I know, lots of Moon pictures. It’s a good target with lots of interesting texture.
It was nice and cool this morning with a light breeze the interfered with my picture taking but felt good so I rather have had it than not.
Took a look at the ring nebula again but don’t have any pictures worth sharing and followed up by checking to see if it really was Neptune that I saw yesterday morning. Turns out that it was indeed.
The picture’s not great because of the wind but the blueish dot is the planet Neptune. No, really.
Susan couldn’t sleep and came outside with Chip to see some stars and I showed her what I’d been looking at. Jupiter put on a good showing and the Moon was pretty as usual.
Woke up in the middle of the night wide awake and decided to see what was happening in the sky this morning.
At first I found that there was a thin layer of clouds obscuring everything but soon enough those went away and the sky became fairly clear and moonless.
I spent some time just looking at Jupiter and playing around before pulling out the cameras and a new holder I made last night that fits all my cameras and also fits over all my current eyepieces.
The nylon screws ensure that the eyepieces won’t be scratched yet hold the camera securely to said eyepieces.
I took several shots of Jupiter before moving over to look at M31, the Andromeda nebula and M32. I see now that I should have gone looking for M110 as well but I guess I’ll have to do that another morning.
I got some halfway decent shots of Jupiter both before Ganymede moved into Jupiter’s shadow
and after.

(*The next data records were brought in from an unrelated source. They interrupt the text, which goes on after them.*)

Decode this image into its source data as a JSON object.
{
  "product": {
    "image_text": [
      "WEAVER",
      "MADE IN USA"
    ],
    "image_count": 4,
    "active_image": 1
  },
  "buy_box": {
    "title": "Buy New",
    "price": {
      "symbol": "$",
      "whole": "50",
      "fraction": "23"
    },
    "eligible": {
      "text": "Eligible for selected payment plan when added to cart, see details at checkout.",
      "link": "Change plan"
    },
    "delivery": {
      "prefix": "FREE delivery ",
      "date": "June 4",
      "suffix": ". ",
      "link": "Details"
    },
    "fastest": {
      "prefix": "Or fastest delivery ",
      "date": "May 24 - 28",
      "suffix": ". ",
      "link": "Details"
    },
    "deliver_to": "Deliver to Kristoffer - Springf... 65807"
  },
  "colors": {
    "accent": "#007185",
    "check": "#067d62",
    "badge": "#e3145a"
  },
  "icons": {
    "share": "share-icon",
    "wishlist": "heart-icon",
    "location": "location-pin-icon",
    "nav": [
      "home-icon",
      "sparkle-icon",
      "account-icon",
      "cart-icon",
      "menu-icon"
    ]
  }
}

The moon’s gone!
Afterward I attempted a 15 second shot (the longest my camera is capable of) of M31 which came out ok.
It looks like a big fuzzy patch which is pretty much what I see through the scope.
Things look quite a lot sharper through the scope and I have some hope I’ll be able to get better pictures with practice.

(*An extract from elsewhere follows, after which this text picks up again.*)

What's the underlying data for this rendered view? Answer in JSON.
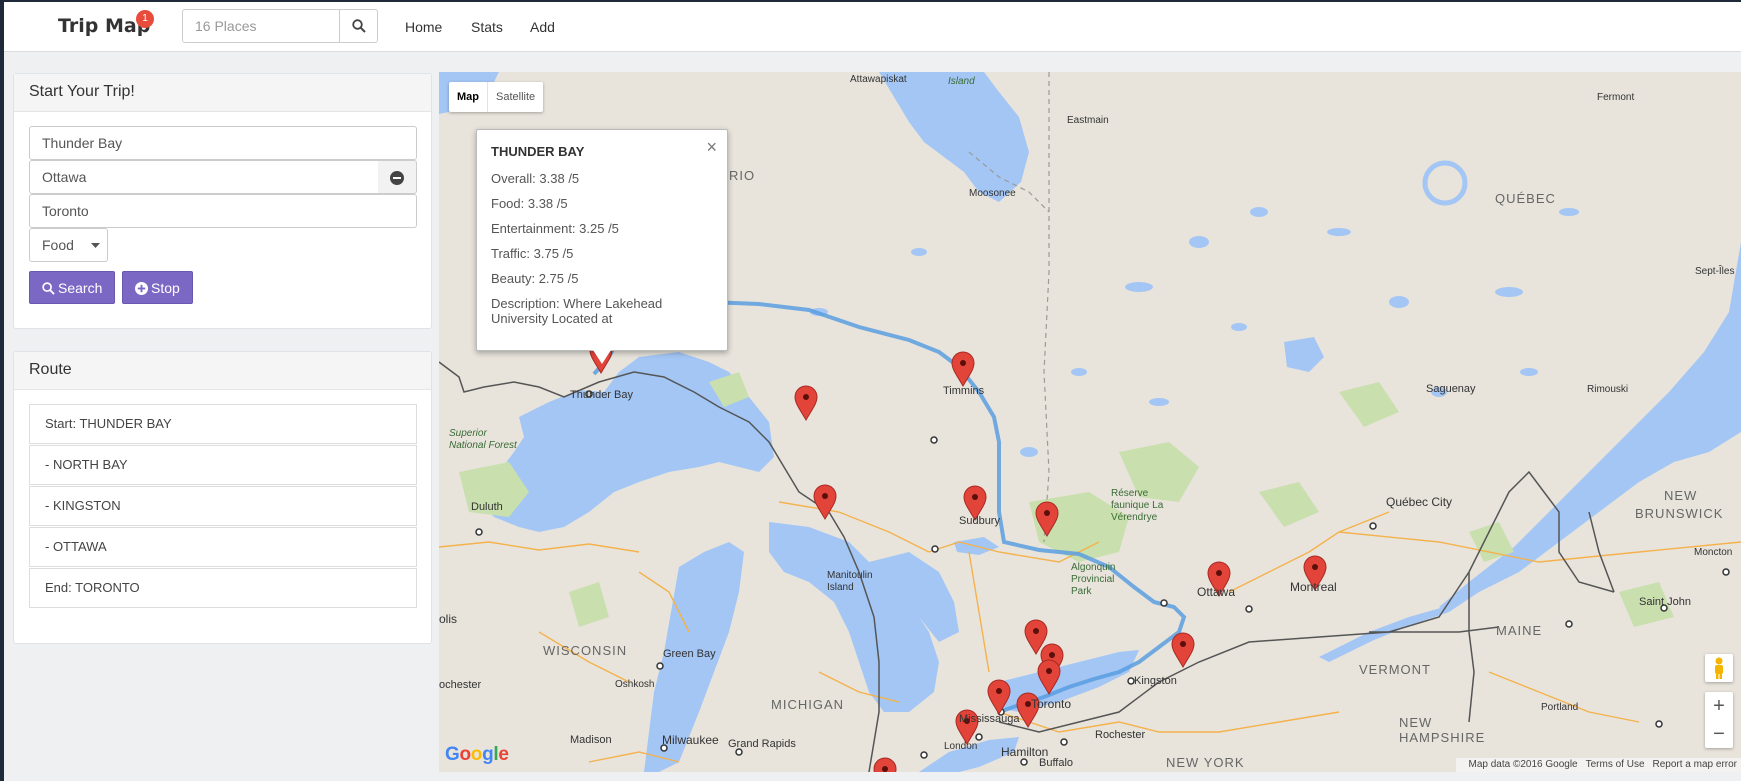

It was another good morning for observing. I set up the scope at 4:30am and started out by observing Jupiter for a bit and using some fuzziness I saw along one edge to tweak the collimation of my scope. I know I can get better collimation out of it but I got as good as I could pending more practice.
I moved on to M31 for a bit and attempted to find a couple of open clusters (no luck, probably the magnification was too high) before moving back to Jupiter and its moons Io, Ganymede and Europa in order outward from the planet.
I tried to get a picture and was partially successful.
It’s a bit fuzzy but not too bad
I haven’t come close to mastering taking a photo through my telescope yet. Heck, I haven’t completely mastered aligning the thing but I have been having fun attempting shots of Jupiter and Saturn. The Moon has been relatively easy since it’s so bright but the former two have presented a challenge.
I got an "ok" shot of Saturn a couple of nights ago though…
It was taken through the eyepiece with a Canon S400.
If you look closely at the "left" side of Saturn you’ll see a small dot that is one of its moons, Titan.